Composer pianist Horvitz has straddled jazz and classical with deep roots in the American folk song. The Westerlies, a brass quartet, bring color and tonal richness to his music. It's all really good. My faves, "The Store, The Campfire", "The Band with Muddy", the circus prospered, and the title cut.
The Bad Plus - Inevitable Western - (Okeh Records
Jazz for people who like rock and roll. This is edgy and the changes are Monk like. There is a lot of broken time and super strong melodies. It is simultaneously innovative and accessible. Like Phillip Glass or Robert Fripp, serilism tinged with hooks makes for cult hits, and they are on the move in the jazz world as the crossover de jour.

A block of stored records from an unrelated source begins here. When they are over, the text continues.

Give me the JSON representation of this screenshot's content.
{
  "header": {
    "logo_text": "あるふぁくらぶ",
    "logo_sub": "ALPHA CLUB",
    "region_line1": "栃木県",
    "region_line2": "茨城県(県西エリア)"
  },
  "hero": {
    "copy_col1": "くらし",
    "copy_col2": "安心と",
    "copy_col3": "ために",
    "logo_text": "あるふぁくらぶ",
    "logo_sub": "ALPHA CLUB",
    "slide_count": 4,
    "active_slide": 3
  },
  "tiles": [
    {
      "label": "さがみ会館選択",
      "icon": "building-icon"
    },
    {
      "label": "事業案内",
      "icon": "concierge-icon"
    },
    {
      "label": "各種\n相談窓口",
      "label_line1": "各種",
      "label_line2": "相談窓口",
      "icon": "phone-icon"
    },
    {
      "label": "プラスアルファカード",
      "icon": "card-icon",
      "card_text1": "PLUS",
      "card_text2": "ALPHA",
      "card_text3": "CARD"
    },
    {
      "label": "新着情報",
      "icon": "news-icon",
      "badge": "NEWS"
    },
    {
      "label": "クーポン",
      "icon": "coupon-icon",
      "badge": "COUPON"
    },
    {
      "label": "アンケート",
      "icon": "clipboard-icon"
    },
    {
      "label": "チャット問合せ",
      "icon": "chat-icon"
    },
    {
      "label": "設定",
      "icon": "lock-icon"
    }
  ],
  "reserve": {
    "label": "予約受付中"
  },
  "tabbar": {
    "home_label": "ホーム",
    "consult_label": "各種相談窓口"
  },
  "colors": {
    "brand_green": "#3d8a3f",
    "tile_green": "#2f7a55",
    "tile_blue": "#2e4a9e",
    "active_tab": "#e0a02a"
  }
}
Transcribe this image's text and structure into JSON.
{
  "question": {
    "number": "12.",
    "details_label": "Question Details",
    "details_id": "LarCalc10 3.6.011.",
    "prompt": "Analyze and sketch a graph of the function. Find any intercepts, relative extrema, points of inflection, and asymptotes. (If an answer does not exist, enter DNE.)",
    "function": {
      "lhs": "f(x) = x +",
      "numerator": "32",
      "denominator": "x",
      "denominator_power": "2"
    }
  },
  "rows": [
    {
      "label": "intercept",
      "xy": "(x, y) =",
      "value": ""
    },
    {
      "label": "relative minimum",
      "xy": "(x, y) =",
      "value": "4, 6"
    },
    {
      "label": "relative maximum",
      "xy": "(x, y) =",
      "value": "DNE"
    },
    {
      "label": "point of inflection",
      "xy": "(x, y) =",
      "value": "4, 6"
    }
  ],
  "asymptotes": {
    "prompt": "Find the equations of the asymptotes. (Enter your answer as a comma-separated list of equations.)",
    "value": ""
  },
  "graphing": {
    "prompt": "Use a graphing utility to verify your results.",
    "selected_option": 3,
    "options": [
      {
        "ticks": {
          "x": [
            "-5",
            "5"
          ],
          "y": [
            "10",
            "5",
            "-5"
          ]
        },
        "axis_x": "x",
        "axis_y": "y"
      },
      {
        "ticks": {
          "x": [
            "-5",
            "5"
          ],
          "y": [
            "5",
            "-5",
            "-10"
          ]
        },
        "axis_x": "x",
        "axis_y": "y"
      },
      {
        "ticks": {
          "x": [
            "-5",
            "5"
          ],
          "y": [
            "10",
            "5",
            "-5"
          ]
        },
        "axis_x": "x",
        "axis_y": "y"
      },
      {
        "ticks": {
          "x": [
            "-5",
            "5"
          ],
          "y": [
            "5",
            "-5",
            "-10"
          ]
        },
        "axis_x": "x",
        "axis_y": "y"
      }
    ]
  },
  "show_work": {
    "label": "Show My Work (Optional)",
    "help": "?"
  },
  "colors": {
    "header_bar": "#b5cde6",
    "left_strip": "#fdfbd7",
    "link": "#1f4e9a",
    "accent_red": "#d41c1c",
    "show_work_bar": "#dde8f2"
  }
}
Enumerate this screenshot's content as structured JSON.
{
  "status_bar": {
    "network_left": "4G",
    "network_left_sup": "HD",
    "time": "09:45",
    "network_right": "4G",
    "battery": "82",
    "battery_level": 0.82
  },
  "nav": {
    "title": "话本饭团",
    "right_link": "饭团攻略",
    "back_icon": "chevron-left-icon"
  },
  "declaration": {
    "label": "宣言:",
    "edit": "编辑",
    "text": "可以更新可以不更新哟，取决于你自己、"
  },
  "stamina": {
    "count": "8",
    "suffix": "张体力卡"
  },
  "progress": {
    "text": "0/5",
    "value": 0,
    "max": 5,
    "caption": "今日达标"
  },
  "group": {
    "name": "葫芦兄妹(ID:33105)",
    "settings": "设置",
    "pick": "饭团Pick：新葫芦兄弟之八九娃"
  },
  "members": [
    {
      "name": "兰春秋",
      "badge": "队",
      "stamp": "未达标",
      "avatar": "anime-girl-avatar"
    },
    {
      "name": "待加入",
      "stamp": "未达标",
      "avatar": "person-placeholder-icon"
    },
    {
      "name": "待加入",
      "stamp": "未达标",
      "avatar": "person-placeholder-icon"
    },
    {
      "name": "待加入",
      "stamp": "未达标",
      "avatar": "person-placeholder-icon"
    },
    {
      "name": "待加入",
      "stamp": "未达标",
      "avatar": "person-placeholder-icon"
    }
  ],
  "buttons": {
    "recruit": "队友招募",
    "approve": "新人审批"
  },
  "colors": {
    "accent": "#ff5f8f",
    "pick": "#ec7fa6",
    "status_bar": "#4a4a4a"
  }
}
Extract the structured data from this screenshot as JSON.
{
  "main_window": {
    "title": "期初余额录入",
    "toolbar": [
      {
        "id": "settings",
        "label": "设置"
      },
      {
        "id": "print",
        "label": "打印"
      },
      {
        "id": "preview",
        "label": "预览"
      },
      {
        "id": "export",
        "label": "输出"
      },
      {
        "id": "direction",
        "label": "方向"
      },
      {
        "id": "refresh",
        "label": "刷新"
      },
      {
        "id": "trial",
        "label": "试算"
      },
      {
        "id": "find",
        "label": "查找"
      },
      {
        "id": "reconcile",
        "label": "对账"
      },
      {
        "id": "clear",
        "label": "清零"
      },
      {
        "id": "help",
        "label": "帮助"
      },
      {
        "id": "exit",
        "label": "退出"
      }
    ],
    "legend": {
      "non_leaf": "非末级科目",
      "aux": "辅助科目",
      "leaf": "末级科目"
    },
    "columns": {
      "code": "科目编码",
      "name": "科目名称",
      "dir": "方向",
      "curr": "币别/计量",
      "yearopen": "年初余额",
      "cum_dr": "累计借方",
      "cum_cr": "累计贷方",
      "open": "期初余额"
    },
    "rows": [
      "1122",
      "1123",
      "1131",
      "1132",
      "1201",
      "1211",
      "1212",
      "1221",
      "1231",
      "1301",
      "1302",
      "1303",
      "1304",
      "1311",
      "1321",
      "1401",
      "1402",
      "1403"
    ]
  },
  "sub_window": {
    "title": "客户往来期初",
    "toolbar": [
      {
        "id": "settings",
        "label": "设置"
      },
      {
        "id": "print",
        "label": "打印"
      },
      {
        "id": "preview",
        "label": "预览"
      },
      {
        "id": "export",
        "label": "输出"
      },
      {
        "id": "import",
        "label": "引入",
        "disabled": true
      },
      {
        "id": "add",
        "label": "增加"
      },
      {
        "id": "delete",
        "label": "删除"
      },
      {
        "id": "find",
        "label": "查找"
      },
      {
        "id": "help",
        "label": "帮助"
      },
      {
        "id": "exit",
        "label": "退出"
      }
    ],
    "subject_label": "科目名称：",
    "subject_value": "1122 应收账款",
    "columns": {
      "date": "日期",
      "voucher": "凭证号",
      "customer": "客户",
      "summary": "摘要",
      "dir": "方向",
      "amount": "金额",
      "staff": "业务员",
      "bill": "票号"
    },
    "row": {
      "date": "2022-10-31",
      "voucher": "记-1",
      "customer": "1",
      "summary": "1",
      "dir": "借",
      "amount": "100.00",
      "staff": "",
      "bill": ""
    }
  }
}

Having said all of this,I can also say it is really fun. "I Hear You", "You Will Lose All Fear", "Epistolary Echoes" and "Mr. Now" get my vote.
Nick Levinosky - Special Opinion - (Butman Music
Pianist Levinosky, part of the St. Petersburg/New York scene joins with frequent collaborator saxophonist Igor Buttman to make a modern big band record that resonates with the spirit of Don Ellis or Frank Zappa without the sarcasm. Randy Brecker and electric guitarists Mitch Stein and Mike Stern as well as tnor player Bill Evans have created a propulsive and contemporary sound while still swinging in the Woody Herman tradition. I like the funky "Special Occasion", "Uncle Joe", "Exodus" and the funky/majestic "Procession".
Vlatko - Subjective Experience in a Commercial Free Zone - (PFMentum
I pretty much felt that their music was as pretentious as the title of this CD, almost a parody of free jazz, a paint by numbers rendering of random melodic and non-melodic snatches. But maybe there is something else going on as well. Some of the tunes emerge from the dense cloud of obfuscation to reveal hard shiny things. Composer Michael Vlatkovich on trombone along with guitar, bass, and drums, refuses to get to the point, and eventually that becomes the point. This is not Ornette. There is no clear attempt to communicate here on any level i can perceive. This is not Cage, an attempt to document life as it is. This sounds like music by people who have listened to Ornette Coleman and John Cage and said "I can do that!" And yet it swings too... I like "Strodaad","If Only Maybe Were a Probability" "saint something of Our Lady of Whatever" and "undoug fug=-(doug unfug)".